### What to produce
An exact copy of all the entries is what is needed here.

### Material provided
▼
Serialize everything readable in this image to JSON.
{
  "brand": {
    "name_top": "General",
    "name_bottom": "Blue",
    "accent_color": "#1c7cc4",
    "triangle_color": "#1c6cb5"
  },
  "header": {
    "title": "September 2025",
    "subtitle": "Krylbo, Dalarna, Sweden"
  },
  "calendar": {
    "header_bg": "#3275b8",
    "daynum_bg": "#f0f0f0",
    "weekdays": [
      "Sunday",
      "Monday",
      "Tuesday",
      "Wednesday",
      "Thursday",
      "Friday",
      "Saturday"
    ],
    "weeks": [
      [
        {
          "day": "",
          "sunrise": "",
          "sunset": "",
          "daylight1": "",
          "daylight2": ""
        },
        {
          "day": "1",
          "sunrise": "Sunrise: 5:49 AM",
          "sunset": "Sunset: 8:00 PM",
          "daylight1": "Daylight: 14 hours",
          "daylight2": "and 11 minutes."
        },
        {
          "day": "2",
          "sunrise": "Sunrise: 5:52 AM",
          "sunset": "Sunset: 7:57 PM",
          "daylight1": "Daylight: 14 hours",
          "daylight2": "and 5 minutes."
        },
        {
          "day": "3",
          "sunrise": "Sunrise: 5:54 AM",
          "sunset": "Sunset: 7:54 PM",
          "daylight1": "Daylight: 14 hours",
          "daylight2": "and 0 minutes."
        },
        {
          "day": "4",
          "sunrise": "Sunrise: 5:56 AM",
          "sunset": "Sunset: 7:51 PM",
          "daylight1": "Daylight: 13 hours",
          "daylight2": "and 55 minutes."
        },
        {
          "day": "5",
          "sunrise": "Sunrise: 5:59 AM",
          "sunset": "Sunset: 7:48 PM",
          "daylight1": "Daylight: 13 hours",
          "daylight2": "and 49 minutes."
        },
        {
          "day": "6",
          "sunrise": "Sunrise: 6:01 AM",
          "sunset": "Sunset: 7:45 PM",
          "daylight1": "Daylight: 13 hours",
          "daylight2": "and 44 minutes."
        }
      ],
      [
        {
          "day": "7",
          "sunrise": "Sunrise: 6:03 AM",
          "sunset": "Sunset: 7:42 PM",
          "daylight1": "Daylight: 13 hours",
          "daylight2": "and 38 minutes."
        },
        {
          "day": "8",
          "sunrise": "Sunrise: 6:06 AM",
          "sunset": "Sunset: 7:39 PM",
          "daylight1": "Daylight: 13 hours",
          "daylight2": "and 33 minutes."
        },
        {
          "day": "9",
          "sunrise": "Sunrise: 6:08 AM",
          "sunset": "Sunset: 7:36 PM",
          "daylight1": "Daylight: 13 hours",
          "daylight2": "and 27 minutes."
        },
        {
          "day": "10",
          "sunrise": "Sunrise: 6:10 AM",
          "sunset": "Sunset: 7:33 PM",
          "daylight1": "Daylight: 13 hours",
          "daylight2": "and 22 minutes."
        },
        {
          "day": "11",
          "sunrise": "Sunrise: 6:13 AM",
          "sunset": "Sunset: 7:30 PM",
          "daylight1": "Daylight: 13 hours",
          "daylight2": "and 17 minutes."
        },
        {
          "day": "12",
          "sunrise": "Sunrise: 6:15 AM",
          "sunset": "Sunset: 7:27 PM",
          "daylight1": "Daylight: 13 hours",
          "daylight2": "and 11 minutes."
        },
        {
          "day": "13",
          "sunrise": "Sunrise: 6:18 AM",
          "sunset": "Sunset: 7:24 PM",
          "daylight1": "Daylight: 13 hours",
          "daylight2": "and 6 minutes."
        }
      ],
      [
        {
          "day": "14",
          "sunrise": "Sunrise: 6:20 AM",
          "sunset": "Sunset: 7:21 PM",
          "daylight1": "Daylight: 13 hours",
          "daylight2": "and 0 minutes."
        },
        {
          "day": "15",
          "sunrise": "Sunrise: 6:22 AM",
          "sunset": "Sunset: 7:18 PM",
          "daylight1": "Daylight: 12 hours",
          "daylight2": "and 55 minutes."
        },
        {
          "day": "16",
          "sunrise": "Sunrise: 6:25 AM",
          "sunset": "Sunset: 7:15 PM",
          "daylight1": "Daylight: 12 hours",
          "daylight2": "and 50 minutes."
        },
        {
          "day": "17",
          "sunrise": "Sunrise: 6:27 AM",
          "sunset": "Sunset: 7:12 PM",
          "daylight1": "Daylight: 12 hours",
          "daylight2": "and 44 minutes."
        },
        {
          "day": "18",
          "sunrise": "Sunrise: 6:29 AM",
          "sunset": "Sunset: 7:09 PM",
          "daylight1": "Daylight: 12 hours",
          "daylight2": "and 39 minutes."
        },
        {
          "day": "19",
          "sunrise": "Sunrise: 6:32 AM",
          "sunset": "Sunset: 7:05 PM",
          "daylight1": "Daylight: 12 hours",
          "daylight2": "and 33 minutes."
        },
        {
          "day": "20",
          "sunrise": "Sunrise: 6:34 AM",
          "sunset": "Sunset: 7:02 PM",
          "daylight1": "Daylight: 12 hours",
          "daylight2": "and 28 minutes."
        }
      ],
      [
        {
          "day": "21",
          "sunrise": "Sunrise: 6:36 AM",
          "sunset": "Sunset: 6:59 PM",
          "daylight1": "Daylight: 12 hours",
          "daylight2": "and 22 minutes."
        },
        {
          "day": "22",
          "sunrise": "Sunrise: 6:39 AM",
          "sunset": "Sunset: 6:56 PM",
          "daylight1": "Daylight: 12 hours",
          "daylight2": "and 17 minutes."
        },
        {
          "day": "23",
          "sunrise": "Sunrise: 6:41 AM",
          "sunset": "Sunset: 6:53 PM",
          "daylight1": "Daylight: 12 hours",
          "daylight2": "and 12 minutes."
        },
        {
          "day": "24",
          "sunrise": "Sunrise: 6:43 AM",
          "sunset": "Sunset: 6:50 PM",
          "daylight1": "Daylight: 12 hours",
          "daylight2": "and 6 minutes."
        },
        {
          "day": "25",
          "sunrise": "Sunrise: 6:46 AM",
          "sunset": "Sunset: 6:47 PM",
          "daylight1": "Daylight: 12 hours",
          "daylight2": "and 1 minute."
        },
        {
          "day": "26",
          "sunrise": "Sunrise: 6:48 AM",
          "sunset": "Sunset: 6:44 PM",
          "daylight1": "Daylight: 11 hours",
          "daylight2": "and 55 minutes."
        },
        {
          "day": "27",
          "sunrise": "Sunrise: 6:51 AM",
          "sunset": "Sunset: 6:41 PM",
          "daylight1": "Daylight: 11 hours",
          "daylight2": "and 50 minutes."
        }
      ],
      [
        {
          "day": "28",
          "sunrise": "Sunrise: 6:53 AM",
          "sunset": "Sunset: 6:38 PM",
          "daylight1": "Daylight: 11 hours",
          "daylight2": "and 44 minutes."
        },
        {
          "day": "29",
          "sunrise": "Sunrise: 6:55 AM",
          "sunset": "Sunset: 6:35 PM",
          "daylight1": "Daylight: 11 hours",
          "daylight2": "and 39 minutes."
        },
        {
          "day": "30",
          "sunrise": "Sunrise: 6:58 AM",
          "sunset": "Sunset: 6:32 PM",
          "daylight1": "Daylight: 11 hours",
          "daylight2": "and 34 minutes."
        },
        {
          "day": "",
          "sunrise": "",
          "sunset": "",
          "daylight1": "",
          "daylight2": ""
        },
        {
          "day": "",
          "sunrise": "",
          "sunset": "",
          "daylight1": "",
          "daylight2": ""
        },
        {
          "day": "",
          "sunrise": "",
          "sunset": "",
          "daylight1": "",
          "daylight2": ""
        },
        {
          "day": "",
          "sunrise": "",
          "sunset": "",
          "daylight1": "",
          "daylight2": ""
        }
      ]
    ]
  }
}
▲
### Response to this task
Serialize everything readable in this image to JSON.
{
  "brand": {
    "name_top": "General",
    "name_bottom": "Blue",
    "accent_color": "#1c7cc4",
    "triangle_color": "#1c6cb5"
  },
  "header": {
    "title": "September 2025",
    "subtitle": "Krylbo, Dalarna, Sweden"
  },
  "calendar": {
    "header_bg": "#3275b8",
    "daynum_bg": "#f0f0f0",
    "weekdays": [
      "Sunday",
      "Monday",
      "Tuesday",
      "Wednesday",
      "Thursday",
      "Friday",
      "Saturday"
    ],
    "weeks": [
      [
        {
          "day": "",
          "sunrise": "",
          "sunset": "",
          "daylight1": "",
          "daylight2": ""
        },
        {
          "day": "1",
          "sunrise": "Sunrise: 5:49 AM",
          "sunset": "Sunset: 8:00 PM",
          "daylight1": "Daylight: 14 hours",
          "daylight2": "and 11 minutes."
        },
        {
          "day": "2",
          "sunrise": "Sunrise: 5:52 AM",
          "sunset": "Sunset: 7:57 PM",
          "daylight1": "Daylight: 14 hours",
          "daylight2": "and 5 minutes."
        },
        {
          "day": "3",
          "sunrise": "Sunrise: 5:54 AM",
          "sunset": "Sunset: 7:54 PM",
          "daylight1": "Daylight: 14 hours",
          "daylight2": "and 0 minutes."
        },
        {
          "day": "4",
          "sunrise": "Sunrise: 5:56 AM",
          "sunset": "Sunset: 7:51 PM",
          "daylight1": "Daylight: 13 hours",
          "daylight2": "and 55 minutes."
        },
        {
          "day": "5",
          "sunrise": "Sunrise: 5:59 AM",
          "sunset": "Sunset: 7:48 PM",
          "daylight1": "Daylight: 13 hours",
          "daylight2": "and 49 minutes."
        },
        {
          "day": "6",
          "sunrise": "Sunrise: 6:01 AM",
          "sunset": "Sunset: 7:45 PM",
          "daylight1": "Daylight: 13 hours",
          "daylight2": "and 44 minutes."
        }
      ],
      [
        {
          "day": "7",
          "sunrise": "Sunrise: 6:03 AM",
          "sunset": "Sunset: 7:42 PM",
          "daylight1": "Daylight: 13 hours",
          "daylight2": "and 38 minutes."
        },
        {
          "day": "8",
          "sunrise": "Sunrise: 6:06 AM",
          "sunset": "Sunset: 7:39 PM",
          "daylight1": "Daylight: 13 hours",
          "daylight2": "and 33 minutes."
        },
        {
          "day": "9",
          "sunrise": "Sunrise: 6:08 AM",
          "sunset": "Sunset: 7:36 PM",
          "daylight1": "Daylight: 13 hours",
          "daylight2": "and 27 minutes."
        },
        {
          "day": "10",
          "sunrise": "Sunrise: 6:10 AM",
          "sunset": "Sunset: 7:33 PM",
          "daylight1": "Daylight: 13 hours",
          "daylight2": "and 22 minutes."
        },
        {
          "day": "11",
          "sunrise": "Sunrise: 6:13 AM",
          "sunset": "Sunset: 7:30 PM",
          "daylight1": "Daylight: 13 hours",
          "daylight2": "and 17 minutes."
        },
        {
          "day": "12",
          "sunrise": "Sunrise: 6:15 AM",
          "sunset": "Sunset: 7:27 PM",
          "daylight1": "Daylight: 13 hours",
          "daylight2": "and 11 minutes."
        },
        {
          "day": "13",
          "sunrise": "Sunrise: 6:18 AM",
          "sunset": "Sunset: 7:24 PM",
          "daylight1": "Daylight: 13 hours",
          "daylight2": "and 6 minutes."
        }
      ],
      [
        {
          "day": "14",
          "sunrise": "Sunrise: 6:20 AM",
          "sunset": "Sunset: 7:21 PM",
          "daylight1": "Daylight: 13 hours",
          "daylight2": "and 0 minutes."
        },
        {
          "day": "15",
          "sunrise": "Sunrise: 6:22 AM",
          "sunset": "Sunset: 7:18 PM",
          "daylight1": "Daylight: 12 hours",
          "daylight2": "and 55 minutes."
        },
        {
          "day": "16",
          "sunrise": "Sunrise: 6:25 AM",
          "sunset": "Sunset: 7:15 PM",
          "daylight1": "Daylight: 12 hours",
          "daylight2": "and 50 minutes."
        },
        {
          "day": "17",
          "sunrise": "Sunrise: 6:27 AM",
          "sunset": "Sunset: 7:12 PM",
          "daylight1": "Daylight: 12 hours",
          "daylight2": "and 44 minutes."
        },
        {
          "day": "18",
          "sunrise": "Sunrise: 6:29 AM",
          "sunset": "Sunset: 7:09 PM",
          "daylight1": "Daylight: 12 hours",
          "daylight2": "and 39 minutes."
        },
        {
          "day": "19",
          "sunrise": "Sunrise: 6:32 AM",
          "sunset": "Sunset: 7:05 PM",
          "daylight1": "Daylight: 12 hours",
          "daylight2": "and 33 minutes."
        },
        {
          "day": "20",
          "sunrise": "Sunrise: 6:34 AM",
          "sunset": "Sunset: 7:02 PM",
          "daylight1": "Daylight: 12 hours",
          "daylight2": "and 28 minutes."
        }
      ],
      [
        {
          "day": "21",
          "sunrise": "Sunrise: 6:36 AM",
          "sunset": "Sunset: 6:59 PM",
          "daylight1": "Daylight: 12 hours",
          "daylight2": "and 22 minutes."
        },
        {
          "day": "22",
          "sunrise": "Sunrise: 6:39 AM",
          "sunset": "Sunset: 6:56 PM",
          "daylight1": "Daylight: 12 hours",
          "daylight2": "and 17 minutes."
        },
        {
          "day": "23",
          "sunrise": "Sunrise: 6:41 AM",
          "sunset": "Sunset: 6:53 PM",
          "daylight1": "Daylight: 12 hours",
          "daylight2": "and 12 minutes."
        },
        {
          "day": "24",
          "sunrise": "Sunrise: 6:43 AM",
          "sunset": "Sunset: 6:50 PM",
          "daylight1": "Daylight: 12 hours",
          "daylight2": "and 6 minutes."
        },
        {
          "day": "25",
          "sunrise": "Sunrise: 6:46 AM",
          "sunset": "Sunset: 6:47 PM",
          "daylight1": "Daylight: 12 hours",
          "daylight2": "and 1 minute."
        },
        {
          "day": "26",
          "sunrise": "Sunrise: 6:48 AM",
          "sunset": "Sunset: 6:44 PM",
          "daylight1": "Daylight: 11 hours",
          "daylight2": "and 55 minutes."
        },
        {
          "day": "27",
          "sunrise": "Sunrise: 6:51 AM",
          "sunset": "Sunset: 6:41 PM",
          "daylight1": "Daylight: 11 hours",
          "daylight2": "and 50 minutes."
        }
      ],
      [
        {
          "day": "28",
          "sunrise": "Sunrise: 6:53 AM",
          "sunset": "Sunset: 6:38 PM",
          "daylight1": "Daylight: 11 hours",
          "daylight2": "and 44 minutes."
        },
        {
          "day": "29",
          "sunrise": "Sunrise: 6:55 AM",
          "sunset": "Sunset: 6:35 PM",
          "daylight1": "Daylight: 11 hours",
          "daylight2": "and 39 minutes."
        },
        {
          "day": "30",
          "sunrise": "Sunrise: 6:58 AM",
          "sunset": "Sunset: 6:32 PM",
          "daylight1": "Daylight: 11 hours",
          "daylight2": "and 34 minutes."
        },
        {
          "day": "",
          "sunrise": "",
          "sunset": "",
          "daylight1": "",
          "daylight2": ""
        },
        {
          "day": "",
          "sunrise": "",
          "sunset": "",
          "daylight1": "",
          "daylight2": ""
        },
        {
          "day": "",
          "sunrise": "",
          "sunset": "",
          "daylight1": "",
          "daylight2": ""
        },
        {
          "day": "",
          "sunrise": "",
          "sunset": "",
          "daylight1": "",
          "daylight2": ""
        }
      ]
    ]
  }
}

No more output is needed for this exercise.